◆ Work instruction:
Only lines containing the string "JSON" belong in the answer; find them in the records and copy them.

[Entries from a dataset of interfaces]
|---|

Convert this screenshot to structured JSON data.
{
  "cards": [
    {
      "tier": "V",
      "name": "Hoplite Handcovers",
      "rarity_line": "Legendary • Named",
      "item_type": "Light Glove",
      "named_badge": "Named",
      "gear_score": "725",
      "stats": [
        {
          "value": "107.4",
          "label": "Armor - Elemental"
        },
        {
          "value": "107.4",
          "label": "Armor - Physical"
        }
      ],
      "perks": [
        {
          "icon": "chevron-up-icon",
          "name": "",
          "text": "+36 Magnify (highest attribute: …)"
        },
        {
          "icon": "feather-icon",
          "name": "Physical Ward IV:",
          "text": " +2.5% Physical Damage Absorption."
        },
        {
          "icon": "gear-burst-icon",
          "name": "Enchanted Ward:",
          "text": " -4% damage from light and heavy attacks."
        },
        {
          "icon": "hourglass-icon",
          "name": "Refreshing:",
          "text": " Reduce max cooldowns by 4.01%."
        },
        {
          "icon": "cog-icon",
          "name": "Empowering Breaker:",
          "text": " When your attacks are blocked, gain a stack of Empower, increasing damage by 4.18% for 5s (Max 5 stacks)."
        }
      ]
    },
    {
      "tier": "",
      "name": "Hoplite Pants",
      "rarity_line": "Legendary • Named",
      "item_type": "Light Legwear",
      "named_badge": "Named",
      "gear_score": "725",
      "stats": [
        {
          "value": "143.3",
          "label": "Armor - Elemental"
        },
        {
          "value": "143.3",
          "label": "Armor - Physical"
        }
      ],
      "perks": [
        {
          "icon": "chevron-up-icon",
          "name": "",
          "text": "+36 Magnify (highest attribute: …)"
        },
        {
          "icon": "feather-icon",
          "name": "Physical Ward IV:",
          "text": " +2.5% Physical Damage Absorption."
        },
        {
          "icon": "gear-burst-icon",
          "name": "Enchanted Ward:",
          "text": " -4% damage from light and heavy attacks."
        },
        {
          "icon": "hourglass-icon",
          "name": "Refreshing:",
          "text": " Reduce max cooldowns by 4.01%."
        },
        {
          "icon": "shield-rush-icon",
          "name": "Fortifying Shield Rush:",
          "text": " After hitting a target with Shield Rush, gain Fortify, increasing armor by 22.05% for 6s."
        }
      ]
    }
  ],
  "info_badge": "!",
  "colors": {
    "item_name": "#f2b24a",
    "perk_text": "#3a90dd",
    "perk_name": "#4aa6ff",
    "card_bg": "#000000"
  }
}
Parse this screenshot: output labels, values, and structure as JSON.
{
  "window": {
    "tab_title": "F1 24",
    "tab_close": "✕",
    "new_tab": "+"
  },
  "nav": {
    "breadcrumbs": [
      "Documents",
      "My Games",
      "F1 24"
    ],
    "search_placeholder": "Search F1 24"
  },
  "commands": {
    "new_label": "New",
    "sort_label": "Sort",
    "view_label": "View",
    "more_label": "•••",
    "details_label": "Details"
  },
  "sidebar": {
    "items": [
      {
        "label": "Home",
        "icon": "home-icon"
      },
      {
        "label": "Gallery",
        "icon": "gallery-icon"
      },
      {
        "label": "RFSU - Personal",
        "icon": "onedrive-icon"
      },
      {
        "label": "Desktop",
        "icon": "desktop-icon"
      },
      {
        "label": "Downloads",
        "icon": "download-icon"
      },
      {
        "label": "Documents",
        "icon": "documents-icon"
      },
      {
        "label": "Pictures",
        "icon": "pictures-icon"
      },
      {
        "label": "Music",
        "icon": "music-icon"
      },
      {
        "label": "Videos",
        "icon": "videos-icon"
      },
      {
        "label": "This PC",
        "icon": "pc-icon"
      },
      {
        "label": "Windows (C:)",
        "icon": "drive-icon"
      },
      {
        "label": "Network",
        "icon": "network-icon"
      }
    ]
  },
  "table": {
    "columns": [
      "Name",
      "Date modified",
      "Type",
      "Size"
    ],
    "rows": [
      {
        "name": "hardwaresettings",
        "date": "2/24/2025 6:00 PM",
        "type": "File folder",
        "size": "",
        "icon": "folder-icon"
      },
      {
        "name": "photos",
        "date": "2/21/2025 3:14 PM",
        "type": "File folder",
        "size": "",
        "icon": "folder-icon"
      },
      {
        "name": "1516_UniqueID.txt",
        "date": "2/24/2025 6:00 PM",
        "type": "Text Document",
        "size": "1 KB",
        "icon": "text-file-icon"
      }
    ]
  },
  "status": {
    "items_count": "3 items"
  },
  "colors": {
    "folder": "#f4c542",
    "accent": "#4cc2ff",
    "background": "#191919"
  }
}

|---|

◆ Result for this task:
Convert this screenshot to structured JSON data.
Parse this screenshot: output labels, values, and structure as JSON.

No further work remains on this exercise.